Federal Government

Late last year the Australian parliament pushed through a metadata retention plan which would see ISPs and mobile service providers retain and share metadata of every Australian with Government agents as requested without the need for a warrant.

This scheme was put in place to ‘protect the country against organised crime and terrorism’, but it is also a pretty sizable invasion of privacy. While the much advertised data retention includes data about phone calls that can be used to link people and events together, there is a raft of other information being collected.

For example, did you ever hear anyone mention the ability for the metadata to be used to monitor…

Every email you send and to whom, what time, where you sent it and the subject of it.

  • The location you took a photo, the settings you took the picture with and the camera model
  • The IP address of the websites you visit (AKA your internet history)

On the surface, it appears like a great scheme to protect the country, but I believe it is the biggest invasion of privacy in Australian history and a massive security risk, given this metadata will have to be stored somewhere.
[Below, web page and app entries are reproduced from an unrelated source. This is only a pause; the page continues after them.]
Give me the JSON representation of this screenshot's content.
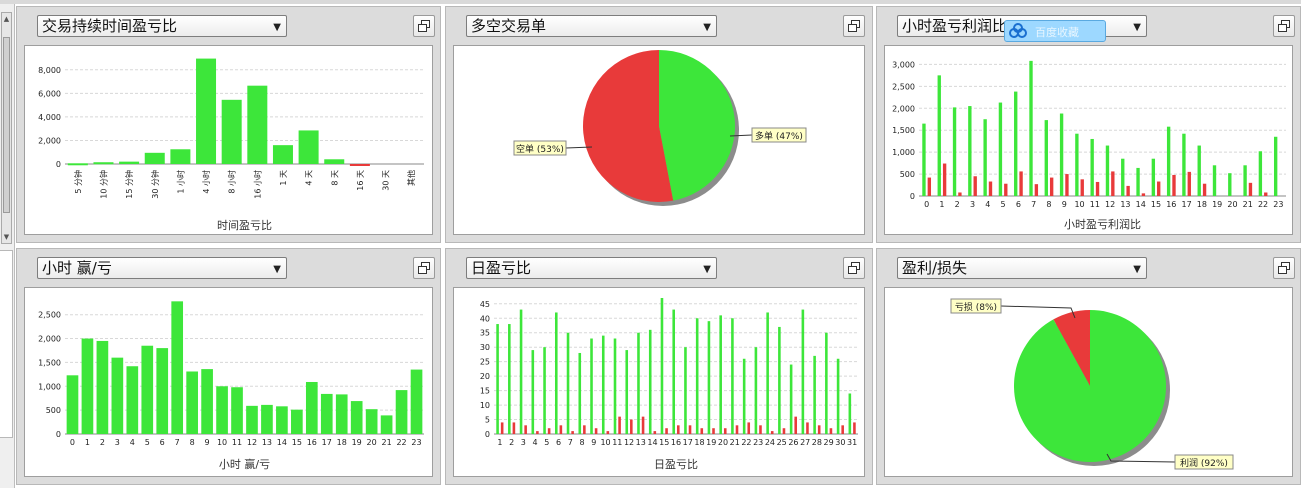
{
  "panels": [
    {
      "id": "p1",
      "title": "交易持续时间盈亏比"
    },
    {
      "id": "p2",
      "title": "多空交易单"
    },
    {
      "id": "p3",
      "title": "小时盈亏利润比"
    },
    {
      "id": "p4",
      "title": "小时 赢/亏"
    },
    {
      "id": "p5",
      "title": "日盈亏比"
    },
    {
      "id": "p6",
      "title": "盈利/损失"
    }
  ],
  "overlay_widget": {
    "text": "百度收藏"
  },
  "colors": {
    "win": "#3de63a",
    "loss": "#e83a3a",
    "panel": "#dcdcdc",
    "tooltip": "#ffffc6"
  },
  "chart_data": [
    {
      "type": "bar",
      "xlabel": "时间盈亏比",
      "ylim": [
        0,
        9000
      ],
      "yticks": [
        0,
        2000,
        4000,
        6000,
        8000
      ],
      "ytick_labels": [
        "0",
        "2,000",
        "4,000",
        "6,000",
        "8,000"
      ],
      "categories": [
        "5 分钟",
        "10 分钟",
        "15 分钟",
        "30 分钟",
        "1 小时",
        "4 小时",
        "8 小时",
        "16 小时",
        "1 天",
        "4 天",
        "8 天",
        "16 天",
        "30 天",
        "其他"
      ],
      "values": [
        60,
        150,
        200,
        950,
        1250,
        8950,
        5450,
        6650,
        1600,
        2850,
        400,
        -120,
        0,
        0
      ]
    },
    {
      "type": "pie",
      "slices": [
        {
          "label": "空单 (53%)",
          "value": 53,
          "color": "#e83a3a"
        },
        {
          "label": "多单 (47%)",
          "value": 47,
          "color": "#3de63a"
        }
      ]
    },
    {
      "type": "bar",
      "xlabel": "小时盈亏利润比",
      "ylim": [
        0,
        3100
      ],
      "yticks": [
        0,
        500,
        1000,
        1500,
        2000,
        2500,
        3000
      ],
      "ytick_labels": [
        "0",
        "500",
        "1,000",
        "1,500",
        "2,000",
        "2,500",
        "3,000"
      ],
      "categories": [
        "0",
        "1",
        "2",
        "3",
        "4",
        "5",
        "6",
        "7",
        "8",
        "9",
        "10",
        "11",
        "12",
        "13",
        "14",
        "15",
        "16",
        "17",
        "18",
        "19",
        "20",
        "21",
        "22",
        "23"
      ],
      "series": [
        {
          "values": [
            1650,
            2750,
            2020,
            2050,
            1750,
            2130,
            2380,
            3080,
            1730,
            1880,
            1420,
            1300,
            1150,
            850,
            640,
            850,
            1580,
            1420,
            1150,
            700,
            520,
            700,
            1020,
            1350
          ],
          "color": "#3de63a"
        },
        {
          "values": [
            420,
            740,
            80,
            450,
            330,
            280,
            560,
            270,
            420,
            500,
            380,
            320,
            560,
            230,
            60,
            330,
            480,
            550,
            280,
            0,
            0,
            300,
            80,
            0
          ],
          "color": "#e83a3a"
        }
      ]
    },
    {
      "type": "bar",
      "xlabel": "小时 赢/亏",
      "ylim": [
        0,
        2850
      ],
      "yticks": [
        0,
        500,
        1000,
        1500,
        2000,
        2500
      ],
      "ytick_labels": [
        "0",
        "500",
        "1,000",
        "1,500",
        "2,000",
        "2,500"
      ],
      "categories": [
        "0",
        "1",
        "2",
        "3",
        "4",
        "5",
        "6",
        "7",
        "8",
        "9",
        "10",
        "11",
        "12",
        "13",
        "14",
        "15",
        "16",
        "17",
        "18",
        "19",
        "20",
        "21",
        "22",
        "23"
      ],
      "values": [
        1230,
        2000,
        1950,
        1600,
        1420,
        1850,
        1800,
        2780,
        1310,
        1360,
        1000,
        980,
        590,
        610,
        580,
        510,
        1090,
        840,
        830,
        690,
        520,
        390,
        920,
        1350
      ]
    },
    {
      "type": "bar",
      "xlabel": "日盈亏比",
      "ylim": [
        0,
        47
      ],
      "yticks": [
        0,
        5,
        10,
        15,
        20,
        25,
        30,
        35,
        40,
        45
      ],
      "ytick_labels": [
        "0",
        "5",
        "10",
        "15",
        "20",
        "25",
        "30",
        "35",
        "40",
        "45"
      ],
      "categories": [
        "1",
        "2",
        "3",
        "4",
        "5",
        "6",
        "7",
        "8",
        "9",
        "10",
        "11",
        "12",
        "13",
        "14",
        "15",
        "16",
        "17",
        "18",
        "19",
        "20",
        "21",
        "22",
        "23",
        "24",
        "25",
        "26",
        "27",
        "28",
        "29",
        "30",
        "31"
      ],
      "series": [
        {
          "values": [
            38,
            38,
            43,
            29,
            30,
            42,
            35,
            28,
            33,
            34,
            33,
            29,
            35,
            36,
            47,
            43,
            30,
            40,
            39,
            41,
            40,
            26,
            30,
            42,
            37,
            24,
            43,
            27,
            35,
            26,
            14
          ],
          "color": "#3de63a"
        },
        {
          "values": [
            4,
            4,
            3,
            1,
            2,
            3,
            1,
            3,
            2,
            1,
            6,
            5,
            6,
            1,
            2,
            3,
            3,
            2,
            2,
            2,
            3,
            4,
            3,
            1,
            2,
            6,
            4,
            3,
            2,
            3,
            4
          ],
          "color": "#e83a3a"
        }
      ]
    },
    {
      "type": "pie",
      "slices": [
        {
          "label": "亏损 (8%)",
          "value": 8,
          "color": "#e83a3a"
        },
        {
          "label": "利润 (92%)",
          "value": 92,
          "color": "#3de63a"
        }
      ]
    }
  ]
}
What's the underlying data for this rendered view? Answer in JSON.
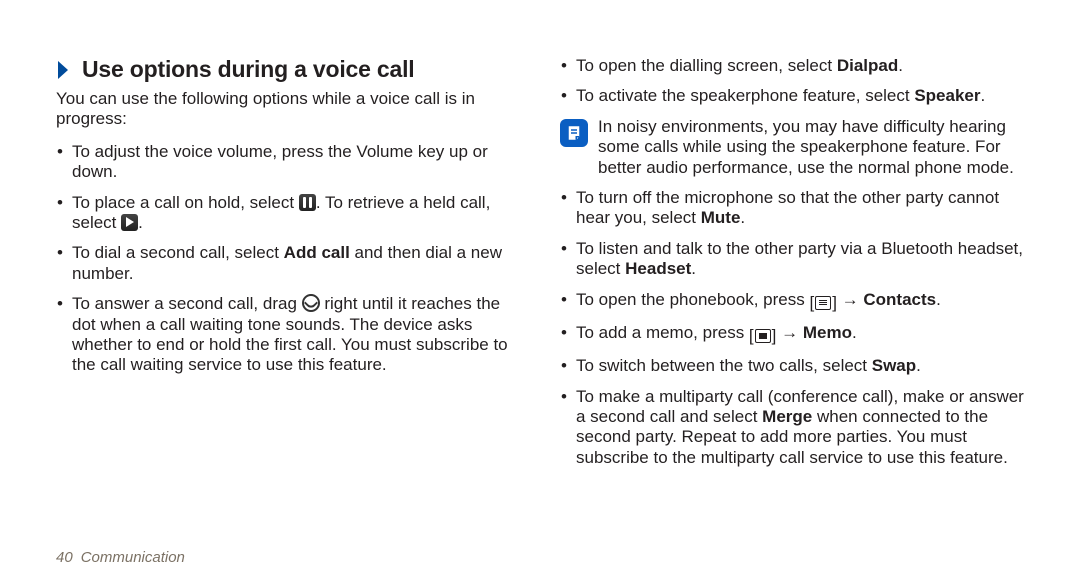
{
  "heading": "Use options during a voice call",
  "intro": "You can use the following options while a voice call is in progress:",
  "left_bullets": {
    "b1": "To adjust the voice volume, press the Volume key up or down.",
    "b2a": "To place a call on hold, select ",
    "b2b": ". To retrieve a held call, select ",
    "b2c": ".",
    "b3a": "To dial a second call, select ",
    "b3bold": "Add call",
    "b3b": " and then dial a new number.",
    "b4a": "To answer a second call, drag ",
    "b4b": " right until it reaches the dot when a call waiting tone sounds. The device asks whether to end or hold the first call. You must subscribe to the call waiting service to use this feature."
  },
  "right_bullets": {
    "r1a": "To open the dialling screen, select ",
    "r1bold": "Dialpad",
    "r1b": ".",
    "r2a": "To activate the speakerphone feature, select ",
    "r2bold": "Speaker",
    "r2b": ".",
    "note": "In noisy environments, you may have difficulty hearing some calls while using the speakerphone feature. For better audio performance, use the normal phone mode.",
    "r3a": "To turn off the microphone so that the other party cannot hear you, select ",
    "r3bold": "Mute",
    "r3b": ".",
    "r4a": "To listen and talk to the other party via a Bluetooth headset, select ",
    "r4bold": "Headset",
    "r4b": ".",
    "r5a": "To open the phonebook, press ",
    "r5arrow": " → ",
    "r5bold": "Contacts",
    "r5b": ".",
    "r6a": "To add a memo, press ",
    "r6arrow": " → ",
    "r6bold": "Memo",
    "r6b": ".",
    "r7a": "To switch between the two calls, select ",
    "r7bold": "Swap",
    "r7b": ".",
    "r8a": "To make a multiparty call (conference call), make or answer a second call and select ",
    "r8bold": "Merge",
    "r8b": " when connected to the second party. Repeat to add more parties. You must subscribe to the multiparty call service to use this feature."
  },
  "footer": {
    "page": "40",
    "section": "Communication"
  },
  "icons": {
    "hold": "pause-icon",
    "retrieve": "play-icon",
    "answer": "phone-icon",
    "menu": "menu-icon",
    "note": "memo-note-icon"
  }
}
Imagine what that could be worth to a hacker! Furthermore, there is absolutely no evidence to support the scheme actually makes the public safer at all.

Collection of metadata is not going to improve public safety, but rather provide a platform for prying eyes to examine the habits of an individual and make assumptions about the contents of communication.

My attention turns to utilizing services and developing habits that will make my metadata as useless as humanly possible.



Signal uses Curve25519, AES-256, and HMAC-SHA256. The security of these algorithms has been tested over many years of use in hundreds of different applications.    Messages sent via Signal are end-to-end encrypted, which means that they can only be read by the intended recipients. Signal is also open source software, enabling anyone    to verify its security by auditing the code.




Buffered are a well-regarded VPN provider with servers to route through in 26 countries around the world. While this may not sound huge, they refuse to log connection data and fight back against attempts to force them to turn on any form of logging. The cryptographic strength of the connection is also quite high, using OpenVPN rather than PPTP or L2TP/IPsec. The VPN client is very simple to use as well.




Tor protects you by bouncing your communications around a distributed network of relays run by volunteers all around the world: it prevents somebody watching your internet connection from learning what sites you visit, and it prevents the sites you visit from learning your physical location. Tor comes as an easily-installed software bundle that includes a privacy-conscious version of Firefox, together with the low-level component that connects the browser into the “bouncing your communications around” part of the Tor network. My only issue with it is that, at present, the network is quite slow.




Cyphershed is an open source encrypted container application similar to TrueCrypt - After creating an encrypted file or disk drive, the encrypted volume is mounted through CipherShed. The mounted volume shows up as a regular disk that can be read and written to on-the-fly. The encryption is transparent to the operating system and any programs. When finished, the volume can be unmounted, and stored or transported elsewhere, fully secured. Encryption volumes can be moved from OS-to-OS (e.g., Windows to Mac) with full compatibility. It has made it onto this list because you can secure communications within the volume and share them with other people while sending the password via another secure channel – Particularly useful if you need to send a file from one device to another.


Using a mixture of any, or better yet all, of the above products can greatly decrease the value of your metadata. Of course, the metadata will identify that you are using encrypted communications services, but unlike the plaintext counterparts in common use, the contents of the communications will be encrypted. And in a world of ever increasing monitoring, that is likely the best we are going to get.

If you have any other ideas, please feel share to discuss!